Endlings takes us across continents and through the long expanse of aeons to give voice to the dead. In poems that are lyrical, exact, and deeply melancholic, Joanna Lilley demands audience for the final moments of animal extinction. From the zebra-horse quagga and chiding dodo, to the giant woolly mammoth and delicate Xerces Blue Butterfly, the haunting, urgent words of these "endlings" cut to the bone to expose the brutality of Nature and the devastating repercussions of human ignorance and intent, while giving hope that our humanity will help save what remains.
Joanna Lilley is an award-winning poet living in Whitehorse. Born in the UK, Joanna has always been drawn North, crossing the arctic circle twice in her lifetime, before settling in the Yukon. Her work has appeared in numerous literary journals, including The Malahat Review and Grain. If There Were Roads is her second collection of poetry.

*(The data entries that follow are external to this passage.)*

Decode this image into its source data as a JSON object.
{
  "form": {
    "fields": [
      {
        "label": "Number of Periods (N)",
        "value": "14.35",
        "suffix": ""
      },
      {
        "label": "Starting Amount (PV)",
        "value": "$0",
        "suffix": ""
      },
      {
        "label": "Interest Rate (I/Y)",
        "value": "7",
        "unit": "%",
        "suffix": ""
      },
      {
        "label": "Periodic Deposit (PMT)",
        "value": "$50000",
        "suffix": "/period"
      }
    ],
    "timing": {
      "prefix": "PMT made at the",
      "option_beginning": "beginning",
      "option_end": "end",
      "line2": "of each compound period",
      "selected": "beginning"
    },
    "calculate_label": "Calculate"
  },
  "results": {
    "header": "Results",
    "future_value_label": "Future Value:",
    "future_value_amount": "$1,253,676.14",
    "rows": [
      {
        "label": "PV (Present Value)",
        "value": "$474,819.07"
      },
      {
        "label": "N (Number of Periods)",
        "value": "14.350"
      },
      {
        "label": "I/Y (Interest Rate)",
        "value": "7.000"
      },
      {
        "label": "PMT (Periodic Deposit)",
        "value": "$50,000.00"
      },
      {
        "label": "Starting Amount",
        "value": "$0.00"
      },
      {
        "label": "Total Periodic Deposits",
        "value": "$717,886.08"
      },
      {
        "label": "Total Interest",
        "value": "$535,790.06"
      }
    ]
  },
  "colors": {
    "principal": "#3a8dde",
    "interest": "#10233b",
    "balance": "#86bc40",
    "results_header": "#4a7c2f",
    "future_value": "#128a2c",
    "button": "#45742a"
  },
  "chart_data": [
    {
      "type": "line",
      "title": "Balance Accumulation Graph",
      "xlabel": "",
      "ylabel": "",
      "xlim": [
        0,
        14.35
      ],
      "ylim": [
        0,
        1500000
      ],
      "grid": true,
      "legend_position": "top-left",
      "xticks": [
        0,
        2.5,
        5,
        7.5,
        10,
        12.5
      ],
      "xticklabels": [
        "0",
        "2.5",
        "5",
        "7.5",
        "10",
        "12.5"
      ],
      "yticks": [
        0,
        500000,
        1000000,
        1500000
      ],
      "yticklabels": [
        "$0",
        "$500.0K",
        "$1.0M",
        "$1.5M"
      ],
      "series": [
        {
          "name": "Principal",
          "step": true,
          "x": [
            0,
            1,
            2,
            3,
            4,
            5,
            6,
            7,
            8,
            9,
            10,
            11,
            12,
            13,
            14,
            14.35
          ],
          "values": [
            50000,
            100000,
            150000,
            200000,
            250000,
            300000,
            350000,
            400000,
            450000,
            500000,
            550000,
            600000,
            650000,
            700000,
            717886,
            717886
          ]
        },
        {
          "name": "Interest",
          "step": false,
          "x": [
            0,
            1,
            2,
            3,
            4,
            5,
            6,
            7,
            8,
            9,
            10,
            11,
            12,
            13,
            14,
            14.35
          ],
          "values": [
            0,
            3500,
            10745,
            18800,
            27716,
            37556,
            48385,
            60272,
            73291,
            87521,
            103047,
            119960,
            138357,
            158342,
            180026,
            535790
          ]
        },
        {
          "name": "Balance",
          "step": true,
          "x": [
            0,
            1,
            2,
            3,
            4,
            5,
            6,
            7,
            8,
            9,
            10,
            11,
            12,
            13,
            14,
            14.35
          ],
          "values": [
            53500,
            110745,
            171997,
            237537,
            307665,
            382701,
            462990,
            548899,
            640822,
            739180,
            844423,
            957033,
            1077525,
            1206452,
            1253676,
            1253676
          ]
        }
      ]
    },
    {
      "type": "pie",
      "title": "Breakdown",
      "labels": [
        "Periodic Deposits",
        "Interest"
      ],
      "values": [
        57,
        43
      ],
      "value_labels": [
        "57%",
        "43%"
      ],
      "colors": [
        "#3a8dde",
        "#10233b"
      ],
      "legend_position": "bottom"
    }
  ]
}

There's a rumour about beauty,
its long whiskers and golden eyes,
its stripes as dark
as the moon shadows of trees.
There's a rumour that the forest
took the beauty,
that the people who took
the forest took the beauty.
The beauty's stripes tightened,
sliced right through--the people
said they had nothing to do with it.
The whiskers caught fire
and the golden eyes burned
We are so disconnected from nature we think it's the economy that makes our lifestyles and lives possible. In fact it's the complex web of nature within which we are inextricably linked and on which we are utterly dependent. When a species disappears, that complex web of life loses resilience and productivity. Endlings is a reminder of what we have lost within human memory. It's a frightening reminder that Nature is our Mother and source of life. --David Suzuki